= Beginning of Section =

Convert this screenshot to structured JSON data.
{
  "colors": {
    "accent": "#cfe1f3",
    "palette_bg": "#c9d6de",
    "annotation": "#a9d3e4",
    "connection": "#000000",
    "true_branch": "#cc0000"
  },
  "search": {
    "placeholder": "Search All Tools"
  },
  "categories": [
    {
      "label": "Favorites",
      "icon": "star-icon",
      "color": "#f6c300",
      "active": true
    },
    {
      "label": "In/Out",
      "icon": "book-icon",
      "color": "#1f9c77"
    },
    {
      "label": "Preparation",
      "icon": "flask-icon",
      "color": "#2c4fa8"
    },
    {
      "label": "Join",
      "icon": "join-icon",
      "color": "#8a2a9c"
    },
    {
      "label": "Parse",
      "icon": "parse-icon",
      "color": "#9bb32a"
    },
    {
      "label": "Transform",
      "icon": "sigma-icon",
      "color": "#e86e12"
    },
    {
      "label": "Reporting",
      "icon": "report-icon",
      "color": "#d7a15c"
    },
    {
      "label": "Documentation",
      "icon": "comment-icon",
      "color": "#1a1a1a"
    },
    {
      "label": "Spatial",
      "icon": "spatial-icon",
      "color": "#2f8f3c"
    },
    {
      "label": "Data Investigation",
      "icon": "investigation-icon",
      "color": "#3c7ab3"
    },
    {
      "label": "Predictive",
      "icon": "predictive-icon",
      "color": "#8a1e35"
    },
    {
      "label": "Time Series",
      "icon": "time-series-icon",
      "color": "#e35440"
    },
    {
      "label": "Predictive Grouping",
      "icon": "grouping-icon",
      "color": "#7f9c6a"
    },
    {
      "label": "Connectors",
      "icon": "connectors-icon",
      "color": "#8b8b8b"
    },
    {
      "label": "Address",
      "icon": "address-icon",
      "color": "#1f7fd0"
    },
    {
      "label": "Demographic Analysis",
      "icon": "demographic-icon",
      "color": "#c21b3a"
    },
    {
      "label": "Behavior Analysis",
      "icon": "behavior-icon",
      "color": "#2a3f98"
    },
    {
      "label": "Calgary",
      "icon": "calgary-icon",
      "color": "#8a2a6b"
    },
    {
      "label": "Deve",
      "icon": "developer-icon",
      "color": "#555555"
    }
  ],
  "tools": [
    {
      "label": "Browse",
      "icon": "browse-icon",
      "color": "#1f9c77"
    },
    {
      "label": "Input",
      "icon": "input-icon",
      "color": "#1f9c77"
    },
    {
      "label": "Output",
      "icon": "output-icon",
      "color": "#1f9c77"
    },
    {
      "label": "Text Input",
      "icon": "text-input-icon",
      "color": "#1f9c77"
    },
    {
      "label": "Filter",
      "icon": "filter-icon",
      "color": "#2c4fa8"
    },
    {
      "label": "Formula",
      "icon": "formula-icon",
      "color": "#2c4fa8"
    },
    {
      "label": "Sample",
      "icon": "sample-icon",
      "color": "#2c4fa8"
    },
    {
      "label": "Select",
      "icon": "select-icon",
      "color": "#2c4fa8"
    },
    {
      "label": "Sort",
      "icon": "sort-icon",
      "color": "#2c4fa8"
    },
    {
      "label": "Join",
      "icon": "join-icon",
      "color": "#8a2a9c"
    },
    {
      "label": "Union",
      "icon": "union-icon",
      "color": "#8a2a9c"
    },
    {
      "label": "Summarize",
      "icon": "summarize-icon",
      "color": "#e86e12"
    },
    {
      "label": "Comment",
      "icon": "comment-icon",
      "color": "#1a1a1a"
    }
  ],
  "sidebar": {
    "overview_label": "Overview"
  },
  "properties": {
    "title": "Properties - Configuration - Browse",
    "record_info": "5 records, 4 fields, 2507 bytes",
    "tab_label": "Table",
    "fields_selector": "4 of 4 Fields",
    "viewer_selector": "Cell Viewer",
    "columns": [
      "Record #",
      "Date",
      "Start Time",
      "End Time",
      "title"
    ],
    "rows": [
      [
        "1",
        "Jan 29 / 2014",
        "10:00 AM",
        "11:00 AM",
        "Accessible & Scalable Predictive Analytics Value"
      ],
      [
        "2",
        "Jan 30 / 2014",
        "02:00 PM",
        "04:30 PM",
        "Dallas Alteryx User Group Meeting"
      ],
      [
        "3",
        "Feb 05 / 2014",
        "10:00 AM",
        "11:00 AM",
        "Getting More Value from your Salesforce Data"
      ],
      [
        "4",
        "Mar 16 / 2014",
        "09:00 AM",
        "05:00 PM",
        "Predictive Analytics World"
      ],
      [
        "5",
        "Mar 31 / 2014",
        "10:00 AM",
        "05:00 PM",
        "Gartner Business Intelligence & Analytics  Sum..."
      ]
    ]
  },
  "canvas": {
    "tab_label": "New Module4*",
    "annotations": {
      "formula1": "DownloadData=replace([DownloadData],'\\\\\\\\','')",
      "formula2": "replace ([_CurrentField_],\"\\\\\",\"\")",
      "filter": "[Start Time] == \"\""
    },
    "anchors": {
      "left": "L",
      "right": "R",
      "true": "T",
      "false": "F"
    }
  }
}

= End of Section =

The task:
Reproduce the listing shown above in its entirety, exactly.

Output for this task:
Convert this screenshot to structured JSON data.
{
  "colors": {
    "accent": "#cfe1f3",
    "palette_bg": "#c9d6de",
    "annotation": "#a9d3e4",
    "connection": "#000000",
    "true_branch": "#cc0000"
  },
  "search": {
    "placeholder": "Search All Tools"
  },
  "categories": [
    {
      "label": "Favorites",
      "icon": "star-icon",
      "color": "#f6c300",
      "active": true
    },
    {
      "label": "In/Out",
      "icon": "book-icon",
      "color": "#1f9c77"
    },
    {
      "label": "Preparation",
      "icon": "flask-icon",
      "color": "#2c4fa8"
    },
    {
      "label": "Join",
      "icon": "join-icon",
      "color": "#8a2a9c"
    },
    {
      "label": "Parse",
      "icon": "parse-icon",
      "color": "#9bb32a"
    },
    {
      "label": "Transform",
      "icon": "sigma-icon",
      "color": "#e86e12"
    },
    {
      "label": "Reporting",
      "icon": "report-icon",
      "color": "#d7a15c"
    },
    {
      "label": "Documentation",
      "icon": "comment-icon",
      "color": "#1a1a1a"
    },
    {
      "label": "Spatial",
      "icon": "spatial-icon",
      "color": "#2f8f3c"
    },
    {
      "label": "Data Investigation",
      "icon": "investigation-icon",
      "color": "#3c7ab3"
    },
    {
      "label": "Predictive",
      "icon": "predictive-icon",
      "color": "#8a1e35"
    },
    {
      "label": "Time Series",
      "icon": "time-series-icon",
      "color": "#e35440"
    },
    {
      "label": "Predictive Grouping",
      "icon": "grouping-icon",
      "color": "#7f9c6a"
    },
    {
      "label": "Connectors",
      "icon": "connectors-icon",
      "color": "#8b8b8b"
    },
    {
      "label": "Address",
      "icon": "address-icon",
      "color": "#1f7fd0"
    },
    {
      "label": "Demographic Analysis",
      "icon": "demographic-icon",
      "color": "#c21b3a"
    },
    {
      "label": "Behavior Analysis",
      "icon": "behavior-icon",
      "color": "#2a3f98"
    },
    {
      "label": "Calgary",
      "icon": "calgary-icon",
      "color": "#8a2a6b"
    },
    {
      "label": "Deve",
      "icon": "developer-icon",
      "color": "#555555"
    }
  ],
  "tools": [
    {
      "label": "Browse",
      "icon": "browse-icon",
      "color": "#1f9c77"
    },
    {
      "label": "Input",
      "icon": "input-icon",
      "color": "#1f9c77"
    },
    {
      "label": "Output",
      "icon": "output-icon",
      "color": "#1f9c77"
    },
    {
      "label": "Text Input",
      "icon": "text-input-icon",
      "color": "#1f9c77"
    },
    {
      "label": "Filter",
      "icon": "filter-icon",
      "color": "#2c4fa8"
    },
    {
      "label": "Formula",
      "icon": "formula-icon",
      "color": "#2c4fa8"
    },
    {
      "label": "Sample",
      "icon": "sample-icon",
      "color": "#2c4fa8"
    },
    {
      "label": "Select",
      "icon": "select-icon",
      "color": "#2c4fa8"
    },
    {
      "label": "Sort",
      "icon": "sort-icon",
      "color": "#2c4fa8"
    },
    {
      "label": "Join",
      "icon": "join-icon",
      "color": "#8a2a9c"
    },
    {
      "label": "Union",
      "icon": "union-icon",
      "color": "#8a2a9c"
    },
    {
      "label": "Summarize",
      "icon": "summarize-icon",
      "color": "#e86e12"
    },
    {
      "label": "Comment",
      "icon": "comment-icon",
      "color": "#1a1a1a"
    }
  ],
  "sidebar": {
    "overview_label": "Overview"
  },
  "properties": {
    "title": "Properties - Configuration - Browse",
    "record_info": "5 records, 4 fields, 2507 bytes",
    "tab_label": "Table",
    "fields_selector": "4 of 4 Fields",
    "viewer_selector": "Cell Viewer",
    "columns": [
      "Record #",
      "Date",
      "Start Time",
      "End Time",
      "title"
    ],
    "rows": [
      [
        "1",
        "Jan 29 / 2014",
        "10:00 AM",
        "11:00 AM",
        "Accessible & Scalable Predictive Analytics Value"
      ],
      [
        "2",
        "Jan 30 / 2014",
        "02:00 PM",
        "04:30 PM",
        "Dallas Alteryx User Group Meeting"
      ],
      [
        "3",
        "Feb 05 / 2014",
        "10:00 AM",
        "11:00 AM",
        "Getting More Value from your Salesforce Data"
      ],
      [
        "4",
        "Mar 16 / 2014",
        "09:00 AM",
        "05:00 PM",
        "Predictive Analytics World"
      ],
      [
        "5",
        "Mar 31 / 2014",
        "10:00 AM",
        "05:00 PM",
        "Gartner Business Intelligence & Analytics  Sum..."
      ]
    ]
  },
  "canvas": {
    "tab_label": "New Module4*",
    "annotations": {
      "formula1": "DownloadData=replace([DownloadData],'\\\\\\\\','')",
      "formula2": "replace ([_CurrentField_],\"\\\\\",\"\")",
      "filter": "[Start Time] == \"\""
    },
    "anchors": {
      "left": "L",
      "right": "R",
      "true": "T",
      "false": "F"
    }
  }
}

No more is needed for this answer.